Dataset records -
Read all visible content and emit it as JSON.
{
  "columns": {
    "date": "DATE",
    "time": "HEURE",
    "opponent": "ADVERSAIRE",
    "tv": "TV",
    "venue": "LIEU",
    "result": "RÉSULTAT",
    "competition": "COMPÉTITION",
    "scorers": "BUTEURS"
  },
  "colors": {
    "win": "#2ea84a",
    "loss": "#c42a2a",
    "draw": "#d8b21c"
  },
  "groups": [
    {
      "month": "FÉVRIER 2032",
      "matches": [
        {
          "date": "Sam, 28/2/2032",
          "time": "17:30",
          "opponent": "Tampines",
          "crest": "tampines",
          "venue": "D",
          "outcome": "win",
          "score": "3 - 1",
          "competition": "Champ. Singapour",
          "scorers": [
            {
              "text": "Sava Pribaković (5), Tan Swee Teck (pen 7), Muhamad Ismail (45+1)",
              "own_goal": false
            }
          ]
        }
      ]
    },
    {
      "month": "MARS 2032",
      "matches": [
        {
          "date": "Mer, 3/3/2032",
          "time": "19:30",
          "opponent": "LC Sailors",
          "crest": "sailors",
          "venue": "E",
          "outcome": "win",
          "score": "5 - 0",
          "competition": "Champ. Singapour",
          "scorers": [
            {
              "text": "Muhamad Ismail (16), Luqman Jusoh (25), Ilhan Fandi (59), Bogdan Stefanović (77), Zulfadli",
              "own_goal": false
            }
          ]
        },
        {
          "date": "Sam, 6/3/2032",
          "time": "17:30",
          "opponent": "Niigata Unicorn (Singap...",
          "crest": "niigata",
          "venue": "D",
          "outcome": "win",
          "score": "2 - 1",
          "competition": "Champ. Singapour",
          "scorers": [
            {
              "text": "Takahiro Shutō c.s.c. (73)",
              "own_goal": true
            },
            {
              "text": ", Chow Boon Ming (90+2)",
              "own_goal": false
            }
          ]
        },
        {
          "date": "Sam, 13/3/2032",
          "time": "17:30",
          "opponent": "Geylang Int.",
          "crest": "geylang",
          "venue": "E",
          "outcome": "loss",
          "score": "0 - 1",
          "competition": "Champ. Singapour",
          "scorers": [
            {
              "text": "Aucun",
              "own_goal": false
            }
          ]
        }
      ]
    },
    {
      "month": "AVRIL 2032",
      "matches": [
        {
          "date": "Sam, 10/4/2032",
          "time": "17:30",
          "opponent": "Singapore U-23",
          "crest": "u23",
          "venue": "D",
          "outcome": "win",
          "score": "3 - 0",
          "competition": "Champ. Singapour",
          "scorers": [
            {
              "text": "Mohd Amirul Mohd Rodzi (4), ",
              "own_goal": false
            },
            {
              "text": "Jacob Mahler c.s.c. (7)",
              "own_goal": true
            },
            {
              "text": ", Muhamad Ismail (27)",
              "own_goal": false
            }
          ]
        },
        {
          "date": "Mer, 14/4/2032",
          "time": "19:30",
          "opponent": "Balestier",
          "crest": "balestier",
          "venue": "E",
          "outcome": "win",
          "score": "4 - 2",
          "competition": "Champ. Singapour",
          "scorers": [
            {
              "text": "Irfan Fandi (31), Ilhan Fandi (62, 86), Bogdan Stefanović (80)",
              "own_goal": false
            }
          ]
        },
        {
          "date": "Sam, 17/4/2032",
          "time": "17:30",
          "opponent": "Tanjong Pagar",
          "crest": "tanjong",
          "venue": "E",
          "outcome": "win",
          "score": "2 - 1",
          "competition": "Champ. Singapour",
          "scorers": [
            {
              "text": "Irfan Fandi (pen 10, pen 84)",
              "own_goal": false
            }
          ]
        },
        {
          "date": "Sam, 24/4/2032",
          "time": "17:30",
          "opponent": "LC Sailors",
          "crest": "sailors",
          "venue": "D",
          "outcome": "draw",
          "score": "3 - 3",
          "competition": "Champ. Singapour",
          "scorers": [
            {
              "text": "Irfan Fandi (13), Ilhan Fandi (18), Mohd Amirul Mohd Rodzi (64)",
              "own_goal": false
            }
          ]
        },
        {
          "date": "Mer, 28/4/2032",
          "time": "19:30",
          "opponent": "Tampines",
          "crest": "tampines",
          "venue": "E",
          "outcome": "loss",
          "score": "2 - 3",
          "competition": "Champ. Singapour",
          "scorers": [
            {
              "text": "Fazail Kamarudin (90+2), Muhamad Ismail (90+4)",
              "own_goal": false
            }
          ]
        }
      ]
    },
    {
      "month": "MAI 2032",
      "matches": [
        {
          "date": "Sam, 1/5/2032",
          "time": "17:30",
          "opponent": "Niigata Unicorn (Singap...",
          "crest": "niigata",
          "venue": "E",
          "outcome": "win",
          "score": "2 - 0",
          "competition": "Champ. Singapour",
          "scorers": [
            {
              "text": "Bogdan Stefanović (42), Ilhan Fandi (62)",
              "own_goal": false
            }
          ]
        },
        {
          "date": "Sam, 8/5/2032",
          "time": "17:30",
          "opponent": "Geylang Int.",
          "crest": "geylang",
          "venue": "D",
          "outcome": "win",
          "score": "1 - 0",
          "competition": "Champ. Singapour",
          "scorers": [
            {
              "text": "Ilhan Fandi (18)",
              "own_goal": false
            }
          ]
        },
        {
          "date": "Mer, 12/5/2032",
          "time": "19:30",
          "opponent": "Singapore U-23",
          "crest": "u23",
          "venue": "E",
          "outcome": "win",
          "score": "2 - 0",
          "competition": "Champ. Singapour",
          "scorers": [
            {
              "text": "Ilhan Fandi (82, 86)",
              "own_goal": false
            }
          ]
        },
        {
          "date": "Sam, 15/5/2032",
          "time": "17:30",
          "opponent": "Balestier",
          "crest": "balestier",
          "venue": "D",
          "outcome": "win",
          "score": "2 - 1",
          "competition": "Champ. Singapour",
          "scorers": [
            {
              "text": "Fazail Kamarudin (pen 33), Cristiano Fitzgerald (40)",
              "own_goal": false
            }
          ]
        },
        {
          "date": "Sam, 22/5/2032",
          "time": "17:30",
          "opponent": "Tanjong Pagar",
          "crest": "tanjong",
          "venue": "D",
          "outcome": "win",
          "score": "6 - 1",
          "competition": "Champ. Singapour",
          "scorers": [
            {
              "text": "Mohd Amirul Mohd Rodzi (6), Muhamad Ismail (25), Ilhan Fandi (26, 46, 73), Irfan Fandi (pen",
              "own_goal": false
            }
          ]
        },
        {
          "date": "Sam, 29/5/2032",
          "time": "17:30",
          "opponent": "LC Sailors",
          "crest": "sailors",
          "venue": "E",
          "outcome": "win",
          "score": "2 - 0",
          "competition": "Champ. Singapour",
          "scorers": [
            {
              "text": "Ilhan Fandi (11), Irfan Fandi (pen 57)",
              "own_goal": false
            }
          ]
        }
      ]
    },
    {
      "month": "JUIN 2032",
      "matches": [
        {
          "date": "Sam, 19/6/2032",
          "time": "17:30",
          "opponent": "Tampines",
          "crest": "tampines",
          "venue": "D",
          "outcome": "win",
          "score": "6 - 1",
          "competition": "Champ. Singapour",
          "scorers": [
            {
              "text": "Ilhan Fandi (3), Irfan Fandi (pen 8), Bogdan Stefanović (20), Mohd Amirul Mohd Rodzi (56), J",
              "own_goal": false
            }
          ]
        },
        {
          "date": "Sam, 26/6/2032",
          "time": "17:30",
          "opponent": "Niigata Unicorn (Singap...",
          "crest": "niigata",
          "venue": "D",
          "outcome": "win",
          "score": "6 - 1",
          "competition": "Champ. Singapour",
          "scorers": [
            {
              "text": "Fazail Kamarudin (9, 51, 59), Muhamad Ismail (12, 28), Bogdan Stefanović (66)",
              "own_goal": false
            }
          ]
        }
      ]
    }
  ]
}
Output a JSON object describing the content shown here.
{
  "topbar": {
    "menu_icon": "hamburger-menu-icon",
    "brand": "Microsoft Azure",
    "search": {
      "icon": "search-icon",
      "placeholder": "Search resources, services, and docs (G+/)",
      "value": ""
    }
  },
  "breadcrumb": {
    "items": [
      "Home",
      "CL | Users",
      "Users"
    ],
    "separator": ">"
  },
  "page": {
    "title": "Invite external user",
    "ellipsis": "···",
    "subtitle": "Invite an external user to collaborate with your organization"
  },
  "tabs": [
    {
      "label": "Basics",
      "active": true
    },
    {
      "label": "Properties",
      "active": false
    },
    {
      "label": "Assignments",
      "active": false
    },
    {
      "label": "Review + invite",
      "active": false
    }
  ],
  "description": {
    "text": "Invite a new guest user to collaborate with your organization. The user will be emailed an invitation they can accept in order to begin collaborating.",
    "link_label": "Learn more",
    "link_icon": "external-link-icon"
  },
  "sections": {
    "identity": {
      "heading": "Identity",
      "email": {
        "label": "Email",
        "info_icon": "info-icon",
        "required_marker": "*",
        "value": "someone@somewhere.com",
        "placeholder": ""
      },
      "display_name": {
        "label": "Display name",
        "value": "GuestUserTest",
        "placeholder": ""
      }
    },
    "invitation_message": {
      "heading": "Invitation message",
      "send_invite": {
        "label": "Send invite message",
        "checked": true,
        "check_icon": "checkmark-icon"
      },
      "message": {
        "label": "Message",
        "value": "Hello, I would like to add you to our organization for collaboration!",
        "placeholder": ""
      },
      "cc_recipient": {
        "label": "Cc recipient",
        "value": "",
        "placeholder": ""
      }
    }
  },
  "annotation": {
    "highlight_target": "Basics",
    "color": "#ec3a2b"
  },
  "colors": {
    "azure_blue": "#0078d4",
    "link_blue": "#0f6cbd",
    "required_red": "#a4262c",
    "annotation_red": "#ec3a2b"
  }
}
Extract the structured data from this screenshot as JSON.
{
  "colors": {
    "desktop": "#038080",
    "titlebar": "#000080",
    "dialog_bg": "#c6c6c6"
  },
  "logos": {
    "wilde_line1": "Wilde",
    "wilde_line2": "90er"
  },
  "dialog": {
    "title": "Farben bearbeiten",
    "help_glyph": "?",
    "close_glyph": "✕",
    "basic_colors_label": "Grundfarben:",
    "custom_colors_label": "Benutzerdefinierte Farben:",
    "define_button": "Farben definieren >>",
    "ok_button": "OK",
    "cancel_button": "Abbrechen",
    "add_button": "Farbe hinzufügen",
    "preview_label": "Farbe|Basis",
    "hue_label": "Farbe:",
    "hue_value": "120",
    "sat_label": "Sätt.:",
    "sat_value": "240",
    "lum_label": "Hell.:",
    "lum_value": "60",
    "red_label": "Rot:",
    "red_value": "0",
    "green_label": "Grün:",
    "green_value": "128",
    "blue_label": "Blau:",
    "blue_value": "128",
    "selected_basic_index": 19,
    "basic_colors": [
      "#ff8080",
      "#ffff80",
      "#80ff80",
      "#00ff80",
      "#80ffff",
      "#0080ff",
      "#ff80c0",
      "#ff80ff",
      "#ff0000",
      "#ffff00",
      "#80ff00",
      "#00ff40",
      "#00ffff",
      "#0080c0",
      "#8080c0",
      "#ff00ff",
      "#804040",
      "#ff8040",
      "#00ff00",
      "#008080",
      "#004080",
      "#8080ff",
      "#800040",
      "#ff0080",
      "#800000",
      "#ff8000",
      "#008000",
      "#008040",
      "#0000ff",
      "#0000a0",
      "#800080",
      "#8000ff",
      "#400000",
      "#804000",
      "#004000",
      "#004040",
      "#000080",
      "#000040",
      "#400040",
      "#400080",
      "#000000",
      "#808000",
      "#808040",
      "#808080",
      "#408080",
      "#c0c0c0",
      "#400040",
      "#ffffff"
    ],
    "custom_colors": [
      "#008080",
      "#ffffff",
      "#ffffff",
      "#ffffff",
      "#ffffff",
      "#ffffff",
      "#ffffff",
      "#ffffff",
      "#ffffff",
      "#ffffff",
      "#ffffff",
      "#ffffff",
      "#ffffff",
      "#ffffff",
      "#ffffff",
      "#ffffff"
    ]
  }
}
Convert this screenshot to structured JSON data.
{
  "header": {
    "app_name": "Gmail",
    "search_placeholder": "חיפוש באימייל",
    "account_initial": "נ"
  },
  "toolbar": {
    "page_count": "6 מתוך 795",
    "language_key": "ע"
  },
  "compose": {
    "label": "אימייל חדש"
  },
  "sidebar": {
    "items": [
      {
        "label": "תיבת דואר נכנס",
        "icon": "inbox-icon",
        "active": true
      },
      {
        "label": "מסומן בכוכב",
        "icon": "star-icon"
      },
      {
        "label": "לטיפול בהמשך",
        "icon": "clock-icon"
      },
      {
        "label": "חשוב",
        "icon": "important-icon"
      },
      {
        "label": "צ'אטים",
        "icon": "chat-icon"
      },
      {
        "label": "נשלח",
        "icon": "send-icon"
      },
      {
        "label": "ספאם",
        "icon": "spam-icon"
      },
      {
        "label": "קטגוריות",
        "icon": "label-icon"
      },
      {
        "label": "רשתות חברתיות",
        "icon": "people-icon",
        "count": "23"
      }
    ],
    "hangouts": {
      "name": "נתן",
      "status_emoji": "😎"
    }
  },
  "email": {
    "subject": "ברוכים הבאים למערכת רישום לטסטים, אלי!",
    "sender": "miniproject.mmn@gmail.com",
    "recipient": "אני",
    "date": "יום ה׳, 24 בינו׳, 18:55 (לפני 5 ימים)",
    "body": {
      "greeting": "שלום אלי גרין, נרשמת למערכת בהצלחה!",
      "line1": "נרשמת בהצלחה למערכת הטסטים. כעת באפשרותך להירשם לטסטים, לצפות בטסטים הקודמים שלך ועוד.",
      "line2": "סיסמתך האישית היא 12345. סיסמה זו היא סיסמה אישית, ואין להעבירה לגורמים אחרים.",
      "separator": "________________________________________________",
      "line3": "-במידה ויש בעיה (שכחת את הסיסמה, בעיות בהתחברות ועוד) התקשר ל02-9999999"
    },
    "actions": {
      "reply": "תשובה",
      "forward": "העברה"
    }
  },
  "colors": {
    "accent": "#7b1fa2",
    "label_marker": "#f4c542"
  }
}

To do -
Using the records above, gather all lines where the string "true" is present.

Exercise response -
              "own_goal": true
              "own_goal": true
      "active": true
        "checked": true,
        "active": true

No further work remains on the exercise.